[Interface dataset entries]
╭──

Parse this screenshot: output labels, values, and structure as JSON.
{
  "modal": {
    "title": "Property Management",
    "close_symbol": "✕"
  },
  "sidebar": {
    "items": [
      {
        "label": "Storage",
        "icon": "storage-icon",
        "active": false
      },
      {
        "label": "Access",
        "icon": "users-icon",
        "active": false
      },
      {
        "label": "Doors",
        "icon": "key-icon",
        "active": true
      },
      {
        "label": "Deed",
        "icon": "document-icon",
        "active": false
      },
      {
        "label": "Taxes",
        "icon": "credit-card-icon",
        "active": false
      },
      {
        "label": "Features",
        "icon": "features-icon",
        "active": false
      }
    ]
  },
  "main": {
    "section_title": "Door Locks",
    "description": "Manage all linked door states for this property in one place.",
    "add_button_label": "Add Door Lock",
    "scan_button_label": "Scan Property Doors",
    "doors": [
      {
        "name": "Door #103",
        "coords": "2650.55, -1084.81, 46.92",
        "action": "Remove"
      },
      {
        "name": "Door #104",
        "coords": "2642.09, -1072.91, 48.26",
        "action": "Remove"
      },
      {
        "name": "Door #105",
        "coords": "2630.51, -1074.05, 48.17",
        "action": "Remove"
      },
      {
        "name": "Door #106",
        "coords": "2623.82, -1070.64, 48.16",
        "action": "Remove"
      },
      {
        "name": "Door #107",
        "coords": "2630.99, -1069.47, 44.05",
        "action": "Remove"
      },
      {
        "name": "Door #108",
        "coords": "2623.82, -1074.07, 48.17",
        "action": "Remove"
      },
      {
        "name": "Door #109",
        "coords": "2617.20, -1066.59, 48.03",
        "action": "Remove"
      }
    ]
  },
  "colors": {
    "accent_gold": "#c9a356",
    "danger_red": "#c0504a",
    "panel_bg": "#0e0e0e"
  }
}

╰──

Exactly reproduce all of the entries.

Parse this screenshot: output labels, values, and structure as JSON.
{
  "modal": {
    "title": "Property Management",
    "close_symbol": "✕"
  },
  "sidebar": {
    "items": [
      {
        "label": "Storage",
        "icon": "storage-icon",
        "active": false
      },
      {
        "label": "Access",
        "icon": "users-icon",
        "active": false
      },
      {
        "label": "Doors",
        "icon": "key-icon",
        "active": true
      },
      {
        "label": "Deed",
        "icon": "document-icon",
        "active": false
      },
      {
        "label": "Taxes",
        "icon": "credit-card-icon",
        "active": false
      },
      {
        "label": "Features",
        "icon": "features-icon",
        "active": false
      }
    ]
  },
  "main": {
    "section_title": "Door Locks",
    "description": "Manage all linked door states for this property in one place.",
    "add_button_label": "Add Door Lock",
    "scan_button_label": "Scan Property Doors",
    "doors": [
      {
        "name": "Door #103",
        "coords": "2650.55, -1084.81, 46.92",
        "action": "Remove"
      },
      {
        "name": "Door #104",
        "coords": "2642.09, -1072.91, 48.26",
        "action": "Remove"
      },
      {
        "name": "Door #105",
        "coords": "2630.51, -1074.05, 48.17",
        "action": "Remove"
      },
      {
        "name": "Door #106",
        "coords": "2623.82, -1070.64, 48.16",
        "action": "Remove"
      },
      {
        "name": "Door #107",
        "coords": "2630.99, -1069.47, 44.05",
        "action": "Remove"
      },
      {
        "name": "Door #108",
        "coords": "2623.82, -1074.07, 48.17",
        "action": "Remove"
      },
      {
        "name": "Door #109",
        "coords": "2617.20, -1066.59, 48.03",
        "action": "Remove"
      }
    ]
  },
  "colors": {
    "accent_gold": "#c9a356",
    "danger_red": "#c0504a",
    "panel_bg": "#0e0e0e"
  }
}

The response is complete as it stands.